>>
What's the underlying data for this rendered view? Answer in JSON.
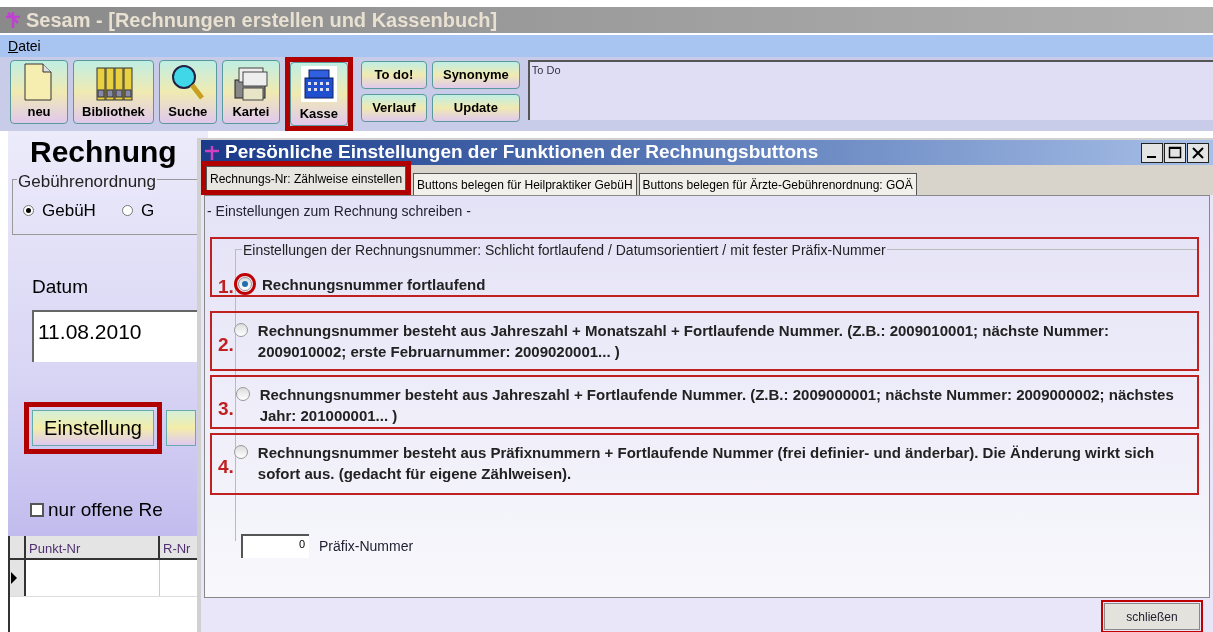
{
  "window": {
    "title": "Sesam - [Rechnungen erstellen und Kassenbuch]"
  },
  "menu": [
    {
      "label": "Datei"
    }
  ],
  "toolbar": {
    "big_buttons": [
      {
        "label": "neu",
        "kind": "page",
        "highlighted": false
      },
      {
        "label": "Bibliothek",
        "kind": "binders",
        "highlighted": false
      },
      {
        "label": "Suche",
        "kind": "magnifier",
        "highlighted": false
      },
      {
        "label": "Kartei",
        "kind": "cardfile",
        "highlighted": false
      },
      {
        "label": "Kasse",
        "kind": "register",
        "highlighted": true
      }
    ],
    "small_buttons": [
      {
        "label": "To do!"
      },
      {
        "label": "Synonyme"
      },
      {
        "label": "Verlauf"
      },
      {
        "label": "Update"
      }
    ],
    "todo": {
      "text": "To Do"
    }
  },
  "main": {
    "heading": "Rechnung",
    "fee_group": {
      "label": "Gebührenordnung",
      "options": [
        {
          "label": "GebüH",
          "selected": true
        },
        {
          "label": "G",
          "selected": false
        }
      ]
    },
    "date_label": "Datum",
    "date_value": "11.08.2010",
    "settings_button": {
      "label": "Einstellung",
      "highlighted": true
    },
    "open_only": {
      "label": "nur offene Re",
      "checked": false
    },
    "table": {
      "columns": [
        "Punkt-Nr",
        "R-Nr"
      ]
    }
  },
  "dialog": {
    "title": "Persönliche Einstellungen der Funktionen der Rechnungsbuttons",
    "tabs": [
      {
        "label": "Rechnungs-Nr: Zählweise einstellen",
        "selected": true,
        "highlighted": true
      },
      {
        "label": "Buttons belegen für Heilpraktiker GebüH",
        "selected": false,
        "highlighted": false
      },
      {
        "label": "Buttons belegen für Ärzte-Gebührenordnung: GOÄ",
        "selected": false,
        "highlighted": false
      }
    ],
    "section_label": "- Einstellungen zum Rechnung schreiben -",
    "group_label": "Einstellungen der Rechnungsnummer: Schlicht fortlaufend / Datumsorientiert / mit fester Präfix-Nummer",
    "options": [
      {
        "marker": "1.",
        "label": "Rechnungsnummer fortlaufend",
        "selected": true
      },
      {
        "marker": "2.",
        "label": "Rechnungsnummer besteht aus Jahreszahl + Monatszahl + Fortlaufende Nummer. (Z.B.: 2009010001; nächste Nummer: 2009010002; erste Februarnummer: 2009020001... )",
        "selected": false
      },
      {
        "marker": "3.",
        "label": "Rechnungsnummer besteht aus Jahreszahl + Fortlaufende Nummer. (Z.B.: 2009000001; nächste Nummer: 2009000002; nächstes Jahr: 201000001... )",
        "selected": false
      },
      {
        "marker": "4.",
        "label": "Rechnungsnummer besteht aus Präfixnummern +  Fortlaufende Nummer (frei definier- und änderbar). Die Änderung wirkt sich sofort aus. (gedacht für eigene Zählweisen).",
        "selected": false
      }
    ],
    "prefix": {
      "value": "0",
      "label": "Präfix-Nummer"
    },
    "close_button": {
      "label": "schließen",
      "highlighted": true
    }
  }
}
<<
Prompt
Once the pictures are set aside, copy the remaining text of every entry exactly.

Finished exercise
What's the underlying data for this rendered view? Answer in JSON.
{
  "window": {
    "title": "Sesam - [Rechnungen erstellen und Kassenbuch]"
  },
  "menu": [
    {
      "label": "Datei"
    }
  ],
  "toolbar": {
    "big_buttons": [
      {
        "label": "neu",
        "kind": "page",
        "highlighted": false
      },
      {
        "label": "Bibliothek",
        "kind": "binders",
        "highlighted": false
      },
      {
        "label": "Suche",
        "kind": "magnifier",
        "highlighted": false
      },
      {
        "label": "Kartei",
        "kind": "cardfile",
        "highlighted": false
      },
      {
        "label": "Kasse",
        "kind": "register",
        "highlighted": true
      }
    ],
    "small_buttons": [
      {
        "label": "To do!"
      },
      {
        "label": "Synonyme"
      },
      {
        "label": "Verlauf"
      },
      {
        "label": "Update"
      }
    ],
    "todo": {
      "text": "To Do"
    }
  },
  "main": {
    "heading": "Rechnung",
    "fee_group": {
      "label": "Gebührenordnung",
      "options": [
        {
          "label": "GebüH",
          "selected": true
        },
        {
          "label": "G",
          "selected": false
        }
      ]
    },
    "date_label": "Datum",
    "date_value": "11.08.2010",
    "settings_button": {
      "label": "Einstellung",
      "highlighted": true
    },
    "open_only": {
      "label": "nur offene Re",
      "checked": false
    },
    "table": {
      "columns": [
        "Punkt-Nr",
        "R-Nr"
      ]
    }
  },
  "dialog": {
    "title": "Persönliche Einstellungen der Funktionen der Rechnungsbuttons",
    "tabs": [
      {
        "label": "Rechnungs-Nr: Zählweise einstellen",
        "selected": true,
        "highlighted": true
      },
      {
        "label": "Buttons belegen für Heilpraktiker GebüH",
        "selected": false,
        "highlighted": false
      },
      {
        "label": "Buttons belegen für Ärzte-Gebührenordnung: GOÄ",
        "selected": false,
        "highlighted": false
      }
    ],
    "section_label": "- Einstellungen zum Rechnung schreiben -",
    "group_label": "Einstellungen der Rechnungsnummer: Schlicht fortlaufend / Datumsorientiert / mit fester Präfix-Nummer",
    "options": [
      {
        "marker": "1.",
        "label": "Rechnungsnummer fortlaufend",
        "selected": true
      },
      {
        "marker": "2.",
        "label": "Rechnungsnummer besteht aus Jahreszahl + Monatszahl + Fortlaufende Nummer. (Z.B.: 2009010001; nächste Nummer: 2009010002; erste Februarnummer: 2009020001... )",
        "selected": false
      },
      {
        "marker": "3.",
        "label": "Rechnungsnummer besteht aus Jahreszahl + Fortlaufende Nummer. (Z.B.: 2009000001; nächste Nummer: 2009000002; nächstes Jahr: 201000001... )",
        "selected": false
      },
      {
        "marker": "4.",
        "label": "Rechnungsnummer besteht aus Präfixnummern +  Fortlaufende Nummer (frei definier- und änderbar). Die Änderung wirkt sich sofort aus. (gedacht für eigene Zählweisen).",
        "selected": false
      }
    ],
    "prefix": {
      "value": "0",
      "label": "Präfix-Nummer"
    },
    "close_button": {
      "label": "schließen",
      "highlighted": true
    }
  }
}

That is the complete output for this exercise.